Scratch - Dibble - Slash -Weed Maize

Scratch – Dibble – Slash -Weed Maize

This is about where we’re at to plant on time, get good germination and save labour!

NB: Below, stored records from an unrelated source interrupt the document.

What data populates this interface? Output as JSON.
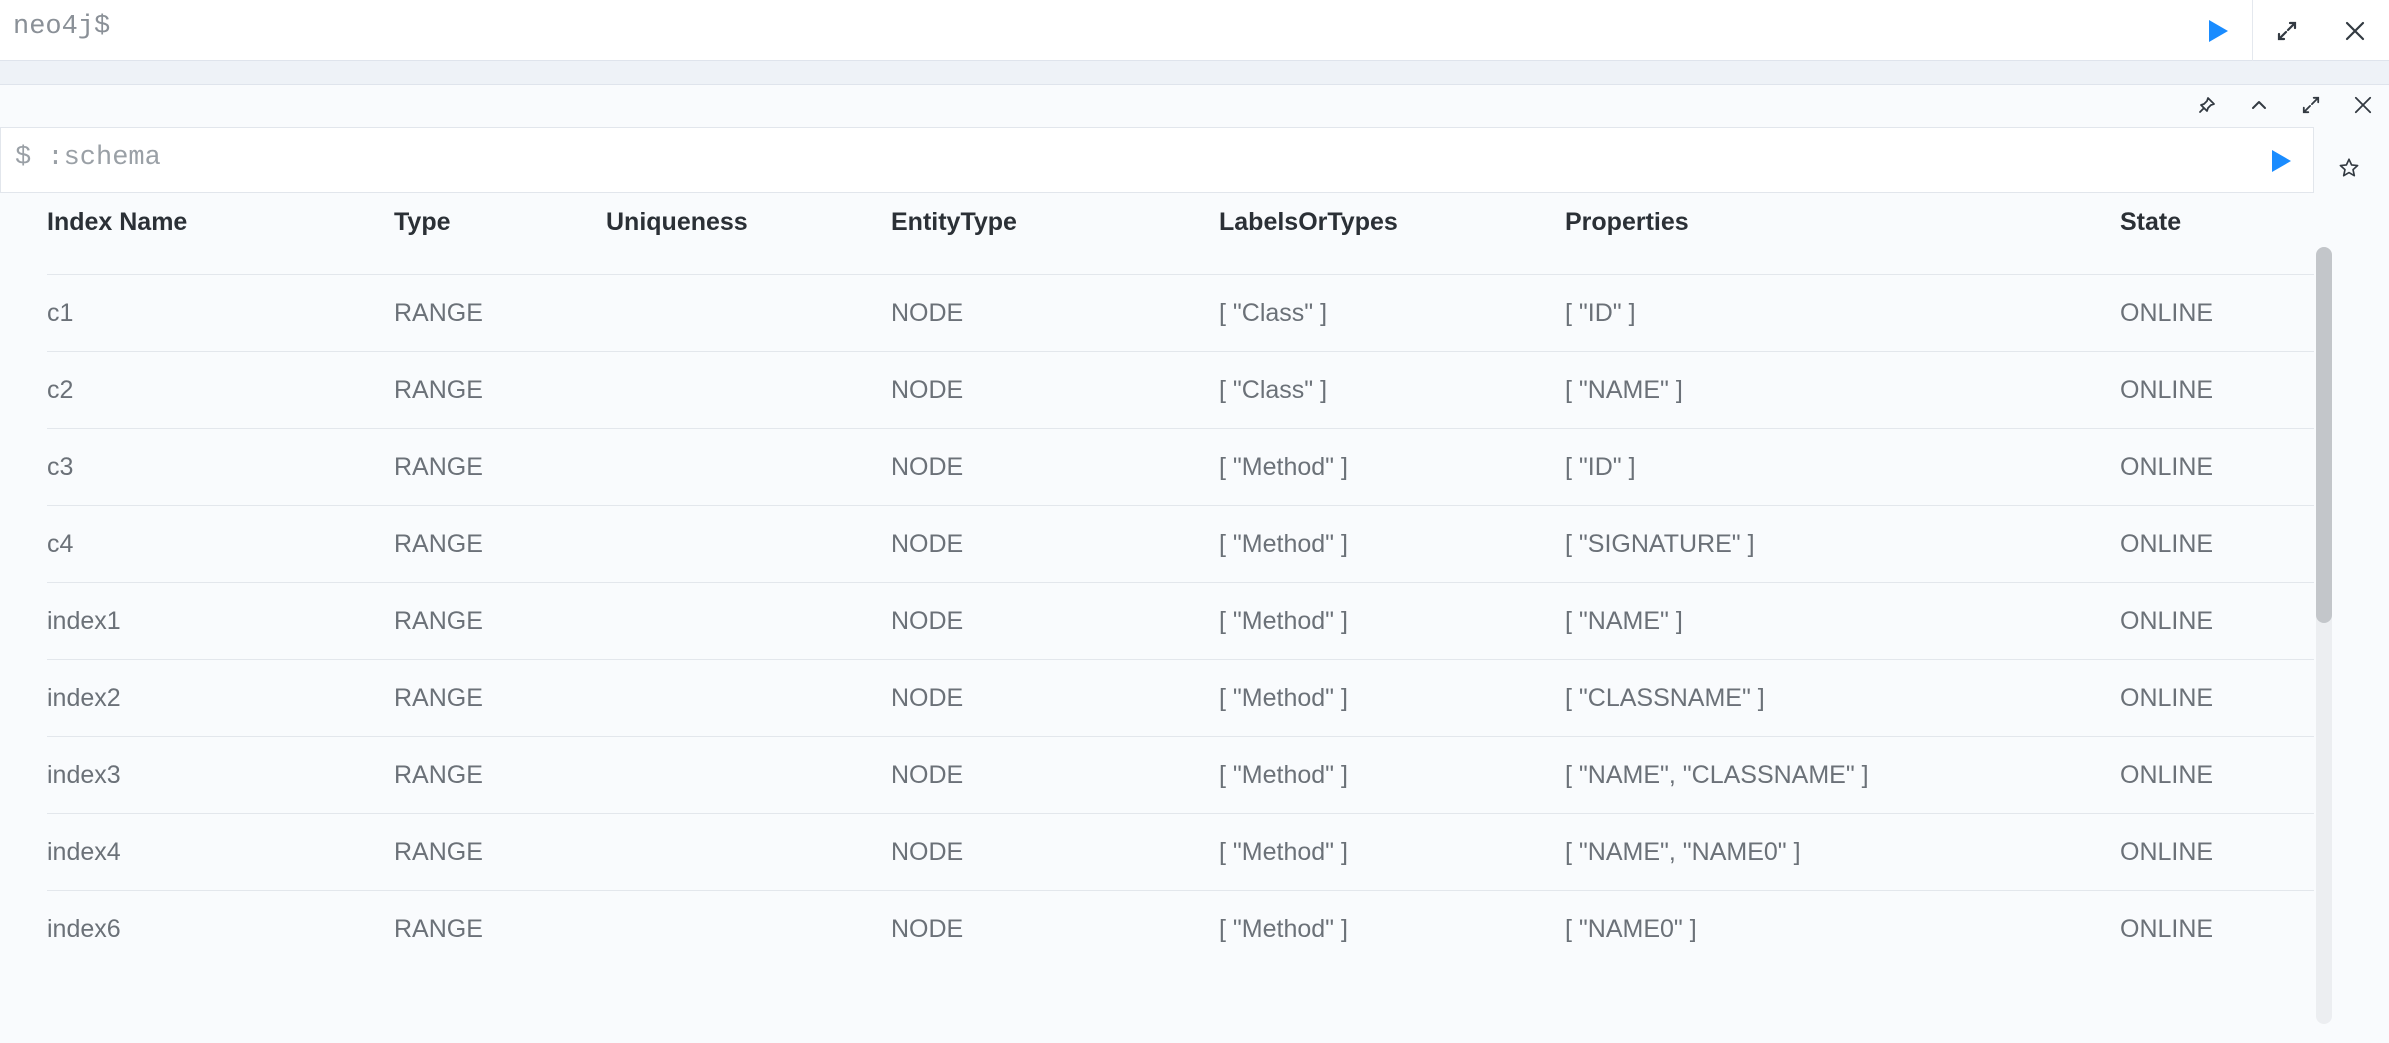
{
  "topbar": {
    "prompt": "neo4j$"
  },
  "editor": {
    "prefix": "$",
    "query": ":schema"
  },
  "table": {
    "headers": [
      "Index Name",
      "Type",
      "Uniqueness",
      "EntityType",
      "LabelsOrTypes",
      "Properties",
      "State"
    ],
    "rows": [
      [
        "c1",
        "RANGE",
        "",
        "NODE",
        "[ \"Class\" ]",
        "[ \"ID\" ]",
        "ONLINE"
      ],
      [
        "c2",
        "RANGE",
        "",
        "NODE",
        "[ \"Class\" ]",
        "[ \"NAME\" ]",
        "ONLINE"
      ],
      [
        "c3",
        "RANGE",
        "",
        "NODE",
        "[ \"Method\" ]",
        "[ \"ID\" ]",
        "ONLINE"
      ],
      [
        "c4",
        "RANGE",
        "",
        "NODE",
        "[ \"Method\" ]",
        "[ \"SIGNATURE\" ]",
        "ONLINE"
      ],
      [
        "index1",
        "RANGE",
        "",
        "NODE",
        "[ \"Method\" ]",
        "[ \"NAME\" ]",
        "ONLINE"
      ],
      [
        "index2",
        "RANGE",
        "",
        "NODE",
        "[ \"Method\" ]",
        "[ \"CLASSNAME\" ]",
        "ONLINE"
      ],
      [
        "index3",
        "RANGE",
        "",
        "NODE",
        "[ \"Method\" ]",
        "[ \"NAME\", \"CLASSNAME\" ]",
        "ONLINE"
      ],
      [
        "index4",
        "RANGE",
        "",
        "NODE",
        "[ \"Method\" ]",
        "[ \"NAME\", \"NAME0\" ]",
        "ONLINE"
      ],
      [
        "index6",
        "RANGE",
        "",
        "NODE",
        "[ \"Method\" ]",
        "[ \"NAME0\" ]",
        "ONLINE"
      ]
    ]
  },
  "icons": {
    "run": "play-icon",
    "expand": "expand-icon",
    "close": "close-icon",
    "pin": "pin-icon",
    "collapse": "chevron-up-icon",
    "favorite": "star-icon"
  },
  "colors": {
    "accent": "#1a8cff",
    "icon": "#333a42"
  }
}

Clear residue out of planting rows to facilitate easy planting with the dibble stick. Use rope or follow last years rows to get straight lines.
Make sure you’ve ‘scratched’ clear the rows before the 15th of November!
Make sure the manure is as close to the field as possible before the rains start. Remember – always cover the manure to save nutrients!
Follow the scratch lines and punch holes with the dibble stick.
Make holes 35-40cm apart in the row.
Plant maize and pigeon pea in the same hole. 2 seeds maize 3-4 seeds pigeon pea.
Cover with loose soil to make sure the soil falls down to the base of the hole.
For maize, residues are cleared before the first planting date (NOV 15th for us). This year we were also chipping weeds in the rows due to the early rains. A line can be used if you can’t follow the rows from last year. All our dry land crops are planted on 90cm row spacing.
Here, pigeon pea is planted together with the maize. 3/4 seeds of pigeon pea to 2 seeds of maize. Hole are made 35-40cm apart in the row.
Seeds are either covered with well decomposed manure or, as shown in this picture, with loose soil. If you use soil to cover the seeds, the soil must fill the hole and no air pocket should be left in the hole.
Here, perennial green manures (Stylosanthes Guainensis in this case) grow between the rows and will later be slashed back to release nitrogen. One person makes holes, one throws seed and the other covers with manure.
Here silverleaf desmodium grows between maize rows.
Slashed green manures allow the crop to grow on and cuttings decompose and release nitrogen into the soil.
Ooops! Here maize is planted between established pigeon pea plants. After planting, pigeon pea is cut back to form a mulch which decomposes to add nutrients to the soil. The pigeon pea grows back with the maize.
Maize germinating with climbing beans.
With silverleaf desmodium as a permanent ground cover, weeds are cut back 2 or three time during the growing season and left to grow in the canopy of the maize. The deep rooting silverleaf provides livestock with high quality forage throughout the dry season.
Maize grows faster than the pigeon pea so there is no competition on the maize crop. Pigeon pea grows together with the maize in the same planting station – this allows for efficient weeding. Where pigeon pea is planted between the rows, weeding becomes slow and often many pigeon pea plants are killed during weeding.
2-3 weeks after slashing the weeds back, manure is applied as a top dressing just before the final weeding.
Top dressing with manure.
Maize is almost mature and the pigeon pea grows on in the canopy.
Here velvet bean grows up the maize plants.